“I think, realistically, most people would feel that, whilst one can delay the coming in of new variants of viruses from around the world, it’s almost impossible to completely close down a country and prevent that happening if there is a very highly transmissible variant.”
The Government is working with vaccine firms on tackling coronavirus variants, the Health Secretary has said, as scientists expressed concern that the strain identified in Kent has mutated.
As doorstep testing gets under way in eight areas of England to find cases of Covid-19 caused by the South African variant, experts said some samples of the Kent variant are now showing the E484K mutation.
He said: “We’re working with pharmaceutical companies and with the scientists to understand both whether the such modifications are needed, where they are needed, and how they can be brought to use on the frontline as quickly and safely as possible.
“This is obviously a very important consideration given the new variants that we’ve seen.
“And we have confidence that modifications to vaccines, should they be necessary in large scale, will be available more quickly than the original vaccines.

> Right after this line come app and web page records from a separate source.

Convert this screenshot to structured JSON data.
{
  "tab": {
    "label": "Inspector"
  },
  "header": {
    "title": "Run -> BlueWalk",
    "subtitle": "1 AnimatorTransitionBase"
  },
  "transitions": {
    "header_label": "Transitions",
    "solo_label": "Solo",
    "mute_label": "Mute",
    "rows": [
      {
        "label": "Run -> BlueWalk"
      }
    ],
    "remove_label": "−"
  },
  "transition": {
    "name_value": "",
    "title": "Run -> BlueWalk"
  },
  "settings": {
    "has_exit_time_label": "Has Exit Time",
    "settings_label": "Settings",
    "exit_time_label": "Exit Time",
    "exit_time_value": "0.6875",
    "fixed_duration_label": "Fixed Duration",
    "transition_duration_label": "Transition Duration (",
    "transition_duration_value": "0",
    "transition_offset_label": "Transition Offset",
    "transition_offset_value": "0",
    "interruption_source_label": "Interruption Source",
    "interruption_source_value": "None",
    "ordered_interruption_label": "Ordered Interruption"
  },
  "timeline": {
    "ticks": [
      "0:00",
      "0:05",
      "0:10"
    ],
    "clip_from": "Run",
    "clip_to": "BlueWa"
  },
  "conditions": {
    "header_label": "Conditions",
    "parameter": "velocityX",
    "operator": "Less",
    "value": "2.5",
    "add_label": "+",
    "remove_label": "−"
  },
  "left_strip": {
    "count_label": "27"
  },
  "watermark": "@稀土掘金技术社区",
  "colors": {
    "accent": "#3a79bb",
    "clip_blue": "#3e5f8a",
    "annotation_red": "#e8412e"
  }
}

“And just as we did first time round, when we got in there early and we bought at risk, so we are having exactly the same conversations right now with the pharmaceutical companies to make sure that we are right at the front of this one.”